• DATASET EXCERPTS:
BEGIN

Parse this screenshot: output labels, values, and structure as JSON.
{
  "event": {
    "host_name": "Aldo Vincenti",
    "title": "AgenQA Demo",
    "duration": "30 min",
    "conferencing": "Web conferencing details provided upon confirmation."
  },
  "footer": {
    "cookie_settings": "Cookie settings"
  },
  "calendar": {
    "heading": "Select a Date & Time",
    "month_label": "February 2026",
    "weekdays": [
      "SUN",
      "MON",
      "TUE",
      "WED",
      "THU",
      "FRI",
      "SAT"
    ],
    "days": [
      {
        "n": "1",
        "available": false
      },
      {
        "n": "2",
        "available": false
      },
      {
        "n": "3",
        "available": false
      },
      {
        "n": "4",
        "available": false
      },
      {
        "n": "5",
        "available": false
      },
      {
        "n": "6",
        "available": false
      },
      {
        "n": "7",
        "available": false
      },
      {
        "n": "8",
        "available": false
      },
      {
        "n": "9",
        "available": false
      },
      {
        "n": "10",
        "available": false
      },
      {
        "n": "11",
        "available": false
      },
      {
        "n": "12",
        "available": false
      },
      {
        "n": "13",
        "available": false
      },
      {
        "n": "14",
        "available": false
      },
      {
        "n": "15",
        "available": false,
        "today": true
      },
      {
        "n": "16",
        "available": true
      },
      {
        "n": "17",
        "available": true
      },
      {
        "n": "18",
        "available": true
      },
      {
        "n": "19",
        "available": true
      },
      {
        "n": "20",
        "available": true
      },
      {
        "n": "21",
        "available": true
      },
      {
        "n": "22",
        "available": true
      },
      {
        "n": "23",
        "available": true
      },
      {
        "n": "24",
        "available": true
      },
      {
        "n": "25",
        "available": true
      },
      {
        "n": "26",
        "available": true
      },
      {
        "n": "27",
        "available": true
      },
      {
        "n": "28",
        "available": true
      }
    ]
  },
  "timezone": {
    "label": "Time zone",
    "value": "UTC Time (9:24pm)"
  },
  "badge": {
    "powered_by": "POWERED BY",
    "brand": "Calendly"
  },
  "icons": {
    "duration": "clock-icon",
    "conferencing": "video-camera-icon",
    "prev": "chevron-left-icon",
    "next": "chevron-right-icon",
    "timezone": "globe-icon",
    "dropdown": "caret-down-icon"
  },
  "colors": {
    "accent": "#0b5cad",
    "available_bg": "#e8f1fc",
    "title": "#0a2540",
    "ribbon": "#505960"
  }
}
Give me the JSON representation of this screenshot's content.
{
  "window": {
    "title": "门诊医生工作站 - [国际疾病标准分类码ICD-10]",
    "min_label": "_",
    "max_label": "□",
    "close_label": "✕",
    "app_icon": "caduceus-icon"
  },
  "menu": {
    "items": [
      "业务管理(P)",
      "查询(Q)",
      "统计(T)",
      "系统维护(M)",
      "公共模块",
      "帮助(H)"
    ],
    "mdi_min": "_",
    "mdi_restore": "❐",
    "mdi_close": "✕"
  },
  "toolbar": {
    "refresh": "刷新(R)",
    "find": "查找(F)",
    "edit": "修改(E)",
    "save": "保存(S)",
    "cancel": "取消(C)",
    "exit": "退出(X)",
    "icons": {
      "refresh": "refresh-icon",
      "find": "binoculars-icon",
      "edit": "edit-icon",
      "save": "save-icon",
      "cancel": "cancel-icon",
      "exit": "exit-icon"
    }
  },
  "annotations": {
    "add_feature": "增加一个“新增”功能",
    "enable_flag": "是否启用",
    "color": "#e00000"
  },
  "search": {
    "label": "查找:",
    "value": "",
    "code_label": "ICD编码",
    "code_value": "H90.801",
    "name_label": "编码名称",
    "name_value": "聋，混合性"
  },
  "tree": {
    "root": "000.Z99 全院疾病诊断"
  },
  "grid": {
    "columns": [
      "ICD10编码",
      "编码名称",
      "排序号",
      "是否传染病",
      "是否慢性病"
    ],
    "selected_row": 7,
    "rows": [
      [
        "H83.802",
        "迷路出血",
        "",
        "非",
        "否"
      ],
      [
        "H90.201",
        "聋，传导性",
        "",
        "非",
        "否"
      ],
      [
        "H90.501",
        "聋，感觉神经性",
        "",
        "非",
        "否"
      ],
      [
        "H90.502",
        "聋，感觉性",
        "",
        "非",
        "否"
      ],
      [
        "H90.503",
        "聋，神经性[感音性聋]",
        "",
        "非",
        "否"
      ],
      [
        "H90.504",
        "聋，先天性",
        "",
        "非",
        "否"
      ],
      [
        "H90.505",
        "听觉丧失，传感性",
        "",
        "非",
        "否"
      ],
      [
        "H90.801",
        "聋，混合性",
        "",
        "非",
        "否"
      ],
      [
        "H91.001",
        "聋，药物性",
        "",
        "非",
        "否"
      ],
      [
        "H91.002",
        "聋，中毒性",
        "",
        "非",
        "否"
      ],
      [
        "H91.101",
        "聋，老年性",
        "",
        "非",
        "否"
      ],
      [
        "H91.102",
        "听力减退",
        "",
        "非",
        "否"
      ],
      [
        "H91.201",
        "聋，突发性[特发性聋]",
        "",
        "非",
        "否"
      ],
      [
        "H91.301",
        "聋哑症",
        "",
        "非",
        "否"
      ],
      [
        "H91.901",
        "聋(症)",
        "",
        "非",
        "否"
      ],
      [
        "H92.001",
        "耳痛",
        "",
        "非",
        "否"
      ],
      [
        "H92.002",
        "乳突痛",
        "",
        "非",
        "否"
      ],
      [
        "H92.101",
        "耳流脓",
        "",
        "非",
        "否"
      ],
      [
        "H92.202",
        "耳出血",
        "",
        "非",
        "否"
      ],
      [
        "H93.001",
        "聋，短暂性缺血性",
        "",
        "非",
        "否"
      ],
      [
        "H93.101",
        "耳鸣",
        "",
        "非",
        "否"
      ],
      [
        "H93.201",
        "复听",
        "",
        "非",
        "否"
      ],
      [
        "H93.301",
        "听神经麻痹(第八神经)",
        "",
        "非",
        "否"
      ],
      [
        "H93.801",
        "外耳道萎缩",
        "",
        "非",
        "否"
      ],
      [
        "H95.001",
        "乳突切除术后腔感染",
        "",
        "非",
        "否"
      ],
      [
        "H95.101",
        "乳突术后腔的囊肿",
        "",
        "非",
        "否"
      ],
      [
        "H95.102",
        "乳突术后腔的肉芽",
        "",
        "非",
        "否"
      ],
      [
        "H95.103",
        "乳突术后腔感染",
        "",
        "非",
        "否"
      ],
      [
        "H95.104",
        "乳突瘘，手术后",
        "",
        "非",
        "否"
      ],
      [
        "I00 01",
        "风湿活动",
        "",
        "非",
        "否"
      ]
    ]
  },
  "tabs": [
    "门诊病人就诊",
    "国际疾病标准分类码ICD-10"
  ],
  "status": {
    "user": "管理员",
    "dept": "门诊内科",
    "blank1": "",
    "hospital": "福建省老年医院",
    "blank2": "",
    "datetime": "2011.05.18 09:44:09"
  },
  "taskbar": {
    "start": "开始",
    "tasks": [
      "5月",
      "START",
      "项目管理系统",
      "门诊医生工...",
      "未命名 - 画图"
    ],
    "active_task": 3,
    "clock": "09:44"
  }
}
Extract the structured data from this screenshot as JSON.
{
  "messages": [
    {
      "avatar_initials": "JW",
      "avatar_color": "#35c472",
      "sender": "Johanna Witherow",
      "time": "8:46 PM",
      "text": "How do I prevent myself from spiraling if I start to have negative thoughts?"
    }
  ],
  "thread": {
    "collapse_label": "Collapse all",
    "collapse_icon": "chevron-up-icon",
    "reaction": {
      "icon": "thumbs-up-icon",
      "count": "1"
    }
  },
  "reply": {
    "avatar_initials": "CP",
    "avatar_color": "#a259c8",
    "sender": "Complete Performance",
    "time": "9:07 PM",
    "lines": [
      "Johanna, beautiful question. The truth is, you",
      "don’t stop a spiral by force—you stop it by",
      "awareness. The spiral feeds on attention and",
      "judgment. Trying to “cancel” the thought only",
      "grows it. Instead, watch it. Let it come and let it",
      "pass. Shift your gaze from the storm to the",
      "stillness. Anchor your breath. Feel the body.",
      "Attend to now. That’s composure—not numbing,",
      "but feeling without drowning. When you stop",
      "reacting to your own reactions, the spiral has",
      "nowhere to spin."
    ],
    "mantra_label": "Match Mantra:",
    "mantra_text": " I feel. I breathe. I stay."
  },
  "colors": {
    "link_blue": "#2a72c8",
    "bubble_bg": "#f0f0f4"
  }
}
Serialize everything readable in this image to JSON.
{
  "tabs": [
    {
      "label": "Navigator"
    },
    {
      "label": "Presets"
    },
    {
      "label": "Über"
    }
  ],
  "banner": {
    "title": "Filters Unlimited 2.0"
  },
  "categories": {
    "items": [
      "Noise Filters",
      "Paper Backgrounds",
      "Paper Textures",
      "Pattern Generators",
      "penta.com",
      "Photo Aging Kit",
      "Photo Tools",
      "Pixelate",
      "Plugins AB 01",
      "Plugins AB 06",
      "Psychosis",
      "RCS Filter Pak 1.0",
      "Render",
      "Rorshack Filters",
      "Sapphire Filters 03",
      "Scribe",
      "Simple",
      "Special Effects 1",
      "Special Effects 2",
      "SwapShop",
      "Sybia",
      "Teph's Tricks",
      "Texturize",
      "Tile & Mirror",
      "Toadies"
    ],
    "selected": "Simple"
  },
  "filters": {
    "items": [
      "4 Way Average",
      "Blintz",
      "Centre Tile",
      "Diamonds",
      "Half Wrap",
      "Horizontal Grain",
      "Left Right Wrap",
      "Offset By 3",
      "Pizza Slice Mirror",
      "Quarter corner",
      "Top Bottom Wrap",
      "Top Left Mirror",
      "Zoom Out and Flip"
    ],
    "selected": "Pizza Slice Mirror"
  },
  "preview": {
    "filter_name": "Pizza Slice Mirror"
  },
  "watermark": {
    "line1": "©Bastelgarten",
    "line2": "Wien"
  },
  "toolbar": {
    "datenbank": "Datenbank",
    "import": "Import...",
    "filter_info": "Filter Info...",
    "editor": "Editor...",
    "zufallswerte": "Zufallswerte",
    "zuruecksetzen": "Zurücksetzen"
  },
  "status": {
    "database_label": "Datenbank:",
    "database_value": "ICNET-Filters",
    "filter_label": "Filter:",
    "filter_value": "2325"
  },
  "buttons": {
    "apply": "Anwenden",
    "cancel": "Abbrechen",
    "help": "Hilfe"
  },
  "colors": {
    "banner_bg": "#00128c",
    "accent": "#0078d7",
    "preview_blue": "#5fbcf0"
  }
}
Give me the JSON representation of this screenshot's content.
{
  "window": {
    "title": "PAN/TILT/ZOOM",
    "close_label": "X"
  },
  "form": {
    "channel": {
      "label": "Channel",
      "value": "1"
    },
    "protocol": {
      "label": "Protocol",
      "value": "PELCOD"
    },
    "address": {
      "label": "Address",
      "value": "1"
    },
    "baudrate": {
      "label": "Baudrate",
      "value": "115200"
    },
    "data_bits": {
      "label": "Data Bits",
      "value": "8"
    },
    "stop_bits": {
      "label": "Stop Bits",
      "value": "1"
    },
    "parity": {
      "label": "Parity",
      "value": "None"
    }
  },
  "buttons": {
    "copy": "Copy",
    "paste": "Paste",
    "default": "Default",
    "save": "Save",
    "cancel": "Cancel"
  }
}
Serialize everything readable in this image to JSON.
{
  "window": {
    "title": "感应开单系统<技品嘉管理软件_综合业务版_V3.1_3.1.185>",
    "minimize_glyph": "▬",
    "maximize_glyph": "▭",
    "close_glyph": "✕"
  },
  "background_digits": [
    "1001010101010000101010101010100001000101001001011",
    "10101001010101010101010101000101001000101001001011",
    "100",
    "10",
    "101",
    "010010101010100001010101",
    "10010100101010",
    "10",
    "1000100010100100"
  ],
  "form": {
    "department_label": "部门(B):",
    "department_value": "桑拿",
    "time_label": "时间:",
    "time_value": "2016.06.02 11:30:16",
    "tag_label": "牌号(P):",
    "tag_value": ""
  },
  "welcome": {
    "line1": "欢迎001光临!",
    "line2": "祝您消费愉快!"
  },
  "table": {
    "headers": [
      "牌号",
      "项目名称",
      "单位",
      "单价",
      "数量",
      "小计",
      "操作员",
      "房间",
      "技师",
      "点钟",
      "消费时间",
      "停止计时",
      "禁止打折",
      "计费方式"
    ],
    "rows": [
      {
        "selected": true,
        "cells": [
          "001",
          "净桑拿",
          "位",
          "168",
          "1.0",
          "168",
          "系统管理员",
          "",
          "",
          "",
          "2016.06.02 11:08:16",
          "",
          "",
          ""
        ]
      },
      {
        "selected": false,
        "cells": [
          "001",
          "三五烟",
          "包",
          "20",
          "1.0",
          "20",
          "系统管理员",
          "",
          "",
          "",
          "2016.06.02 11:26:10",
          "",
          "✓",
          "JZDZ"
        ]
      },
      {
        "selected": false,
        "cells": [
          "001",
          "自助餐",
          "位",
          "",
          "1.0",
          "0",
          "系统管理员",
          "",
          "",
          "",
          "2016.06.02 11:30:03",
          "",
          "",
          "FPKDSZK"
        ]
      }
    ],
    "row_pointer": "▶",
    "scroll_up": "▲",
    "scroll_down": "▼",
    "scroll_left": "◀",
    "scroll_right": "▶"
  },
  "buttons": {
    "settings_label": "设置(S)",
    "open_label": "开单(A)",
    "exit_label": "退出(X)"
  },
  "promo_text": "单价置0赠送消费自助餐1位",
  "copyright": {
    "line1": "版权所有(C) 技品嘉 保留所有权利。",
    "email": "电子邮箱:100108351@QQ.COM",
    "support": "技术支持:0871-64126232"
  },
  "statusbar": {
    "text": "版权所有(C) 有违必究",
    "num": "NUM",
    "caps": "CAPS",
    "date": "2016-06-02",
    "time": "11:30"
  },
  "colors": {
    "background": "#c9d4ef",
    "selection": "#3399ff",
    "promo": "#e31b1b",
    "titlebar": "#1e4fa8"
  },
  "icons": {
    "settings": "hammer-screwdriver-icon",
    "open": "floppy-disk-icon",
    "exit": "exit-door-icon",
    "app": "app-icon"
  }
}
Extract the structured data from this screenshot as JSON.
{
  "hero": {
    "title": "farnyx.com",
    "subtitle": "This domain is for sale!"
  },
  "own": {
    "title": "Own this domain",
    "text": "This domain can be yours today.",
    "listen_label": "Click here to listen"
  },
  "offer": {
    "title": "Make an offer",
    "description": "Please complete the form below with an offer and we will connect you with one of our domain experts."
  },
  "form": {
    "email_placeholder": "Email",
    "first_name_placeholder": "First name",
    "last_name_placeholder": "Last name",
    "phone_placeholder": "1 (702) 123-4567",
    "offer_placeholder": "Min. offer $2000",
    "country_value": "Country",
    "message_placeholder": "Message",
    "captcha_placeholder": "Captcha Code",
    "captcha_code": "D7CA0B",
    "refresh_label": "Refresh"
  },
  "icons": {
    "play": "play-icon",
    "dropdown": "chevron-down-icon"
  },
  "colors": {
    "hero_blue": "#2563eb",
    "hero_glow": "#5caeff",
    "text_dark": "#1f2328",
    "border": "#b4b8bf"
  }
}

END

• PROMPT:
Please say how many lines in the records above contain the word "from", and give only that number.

• SOLVED EXERCISE:
4